▸ **Assignment**
Would you please output the lines of the data below from the one containing "Extract the structured" to the end, exactly and with nothing added?

▸ **Information shown**
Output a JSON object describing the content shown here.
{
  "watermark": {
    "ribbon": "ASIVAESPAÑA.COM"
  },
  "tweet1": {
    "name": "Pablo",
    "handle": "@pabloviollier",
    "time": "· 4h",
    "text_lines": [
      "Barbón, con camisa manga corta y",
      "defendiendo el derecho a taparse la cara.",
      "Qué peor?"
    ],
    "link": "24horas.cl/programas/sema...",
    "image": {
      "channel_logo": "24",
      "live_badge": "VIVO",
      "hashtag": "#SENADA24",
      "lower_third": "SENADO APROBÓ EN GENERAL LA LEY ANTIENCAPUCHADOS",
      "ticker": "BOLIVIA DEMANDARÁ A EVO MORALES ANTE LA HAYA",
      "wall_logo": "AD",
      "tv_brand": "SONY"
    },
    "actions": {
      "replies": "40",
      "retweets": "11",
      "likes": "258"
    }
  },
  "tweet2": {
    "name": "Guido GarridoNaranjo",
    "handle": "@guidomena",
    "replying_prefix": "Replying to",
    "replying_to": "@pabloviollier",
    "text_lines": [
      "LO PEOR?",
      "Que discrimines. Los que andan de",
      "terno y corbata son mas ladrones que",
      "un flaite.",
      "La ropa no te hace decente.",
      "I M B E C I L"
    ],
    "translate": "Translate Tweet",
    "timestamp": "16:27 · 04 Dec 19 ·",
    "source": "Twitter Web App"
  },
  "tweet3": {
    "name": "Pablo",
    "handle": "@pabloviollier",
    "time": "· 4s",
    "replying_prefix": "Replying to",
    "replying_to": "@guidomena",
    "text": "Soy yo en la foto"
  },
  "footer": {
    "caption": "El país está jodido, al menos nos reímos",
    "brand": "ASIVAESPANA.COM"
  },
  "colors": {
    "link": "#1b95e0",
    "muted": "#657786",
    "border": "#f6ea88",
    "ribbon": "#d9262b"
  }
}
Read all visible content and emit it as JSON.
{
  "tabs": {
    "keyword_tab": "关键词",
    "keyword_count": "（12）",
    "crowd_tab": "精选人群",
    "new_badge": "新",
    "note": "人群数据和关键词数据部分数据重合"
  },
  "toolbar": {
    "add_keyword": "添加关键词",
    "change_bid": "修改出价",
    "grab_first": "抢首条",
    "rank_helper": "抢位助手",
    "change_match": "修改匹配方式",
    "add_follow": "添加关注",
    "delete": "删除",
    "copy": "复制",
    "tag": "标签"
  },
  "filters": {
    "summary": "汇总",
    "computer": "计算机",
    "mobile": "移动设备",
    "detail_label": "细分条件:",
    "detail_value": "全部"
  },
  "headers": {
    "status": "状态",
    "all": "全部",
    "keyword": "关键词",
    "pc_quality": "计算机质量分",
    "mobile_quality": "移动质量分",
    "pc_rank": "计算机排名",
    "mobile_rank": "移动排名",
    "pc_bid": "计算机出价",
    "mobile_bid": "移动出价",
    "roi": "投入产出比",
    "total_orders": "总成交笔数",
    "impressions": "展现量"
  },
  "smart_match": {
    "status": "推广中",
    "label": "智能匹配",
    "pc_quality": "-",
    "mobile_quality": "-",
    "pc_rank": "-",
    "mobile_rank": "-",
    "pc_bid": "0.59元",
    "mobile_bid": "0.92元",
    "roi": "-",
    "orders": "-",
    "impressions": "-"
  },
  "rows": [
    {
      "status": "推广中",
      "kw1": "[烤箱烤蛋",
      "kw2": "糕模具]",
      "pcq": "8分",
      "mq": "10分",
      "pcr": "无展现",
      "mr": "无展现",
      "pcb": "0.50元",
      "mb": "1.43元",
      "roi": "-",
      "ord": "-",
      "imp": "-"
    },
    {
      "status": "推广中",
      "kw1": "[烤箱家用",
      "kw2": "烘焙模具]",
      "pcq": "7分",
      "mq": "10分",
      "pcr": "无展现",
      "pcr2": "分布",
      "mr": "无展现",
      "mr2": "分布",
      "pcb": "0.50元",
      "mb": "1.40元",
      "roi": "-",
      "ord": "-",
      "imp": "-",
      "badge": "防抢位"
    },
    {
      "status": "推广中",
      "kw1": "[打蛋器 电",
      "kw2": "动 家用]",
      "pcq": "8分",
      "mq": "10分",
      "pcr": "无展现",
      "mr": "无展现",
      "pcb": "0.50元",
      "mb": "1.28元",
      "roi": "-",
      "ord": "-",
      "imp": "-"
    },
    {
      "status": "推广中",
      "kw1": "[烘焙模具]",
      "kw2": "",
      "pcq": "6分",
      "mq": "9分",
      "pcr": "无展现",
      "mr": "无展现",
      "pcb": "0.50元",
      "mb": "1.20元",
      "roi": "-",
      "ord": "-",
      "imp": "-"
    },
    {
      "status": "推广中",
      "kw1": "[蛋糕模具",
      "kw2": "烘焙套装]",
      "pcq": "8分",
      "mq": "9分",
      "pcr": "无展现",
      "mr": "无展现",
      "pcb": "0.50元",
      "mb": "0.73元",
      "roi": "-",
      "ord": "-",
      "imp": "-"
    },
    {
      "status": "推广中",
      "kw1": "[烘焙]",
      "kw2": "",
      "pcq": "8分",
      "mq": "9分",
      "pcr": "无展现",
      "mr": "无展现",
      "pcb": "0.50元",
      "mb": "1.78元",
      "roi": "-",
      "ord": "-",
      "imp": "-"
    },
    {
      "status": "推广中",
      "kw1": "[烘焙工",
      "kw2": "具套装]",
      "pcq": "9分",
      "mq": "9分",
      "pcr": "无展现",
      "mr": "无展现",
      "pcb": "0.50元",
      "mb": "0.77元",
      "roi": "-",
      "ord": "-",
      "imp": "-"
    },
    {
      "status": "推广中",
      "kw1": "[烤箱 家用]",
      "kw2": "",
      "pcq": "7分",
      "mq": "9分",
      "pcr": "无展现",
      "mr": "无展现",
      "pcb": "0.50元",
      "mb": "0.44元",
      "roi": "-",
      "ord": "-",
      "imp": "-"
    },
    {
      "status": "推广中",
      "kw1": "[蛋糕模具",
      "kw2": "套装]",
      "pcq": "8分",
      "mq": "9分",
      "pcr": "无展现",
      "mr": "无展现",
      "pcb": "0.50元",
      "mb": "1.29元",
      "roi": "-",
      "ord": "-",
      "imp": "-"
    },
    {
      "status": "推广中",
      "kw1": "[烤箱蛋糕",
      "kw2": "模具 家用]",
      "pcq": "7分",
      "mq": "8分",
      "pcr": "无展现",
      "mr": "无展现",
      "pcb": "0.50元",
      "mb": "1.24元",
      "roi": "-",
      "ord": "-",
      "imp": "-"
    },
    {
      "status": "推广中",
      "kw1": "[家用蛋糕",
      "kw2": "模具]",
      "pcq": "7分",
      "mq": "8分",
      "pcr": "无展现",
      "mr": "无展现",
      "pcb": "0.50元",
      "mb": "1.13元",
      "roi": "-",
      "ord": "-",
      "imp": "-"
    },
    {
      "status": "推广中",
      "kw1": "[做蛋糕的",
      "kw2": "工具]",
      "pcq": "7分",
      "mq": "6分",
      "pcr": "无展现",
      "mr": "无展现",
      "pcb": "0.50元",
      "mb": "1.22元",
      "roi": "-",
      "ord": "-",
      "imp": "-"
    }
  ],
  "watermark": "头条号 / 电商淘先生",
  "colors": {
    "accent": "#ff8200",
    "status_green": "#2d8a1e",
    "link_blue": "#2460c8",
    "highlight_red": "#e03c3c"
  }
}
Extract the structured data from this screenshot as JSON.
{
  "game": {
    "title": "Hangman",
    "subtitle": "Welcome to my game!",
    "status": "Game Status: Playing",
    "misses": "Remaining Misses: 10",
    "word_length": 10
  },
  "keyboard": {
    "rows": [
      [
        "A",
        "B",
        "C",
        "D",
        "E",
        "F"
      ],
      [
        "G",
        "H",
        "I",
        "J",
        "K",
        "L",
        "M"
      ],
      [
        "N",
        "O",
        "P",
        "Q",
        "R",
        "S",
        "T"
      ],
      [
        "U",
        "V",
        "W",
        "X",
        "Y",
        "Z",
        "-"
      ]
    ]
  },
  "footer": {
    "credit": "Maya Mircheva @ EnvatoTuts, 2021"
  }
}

▸ **Exercise response**
Extract the structured data from this screenshot as JSON.
{
  "game": {
    "title": "Hangman",
    "subtitle": "Welcome to my game!",
    "status": "Game Status: Playing",
    "misses": "Remaining Misses: 10",
    "word_length": 10
  },
  "keyboard": {
    "rows": [
      [
        "A",
        "B",
        "C",
        "D",
        "E",
        "F"
      ],
      [
        "G",
        "H",
        "I",
        "J",
        "K",
        "L",
        "M"
      ],
      [
        "N",
        "O",
        "P",
        "Q",
        "R",
        "S",
        "T"
      ],
      [
        "U",
        "V",
        "W",
        "X",
        "Y",
        "Z",
        "-"
      ]
    ]
  },
  "footer": {
    "credit": "Maya Mircheva @ EnvatoTuts, 2021"
  }
}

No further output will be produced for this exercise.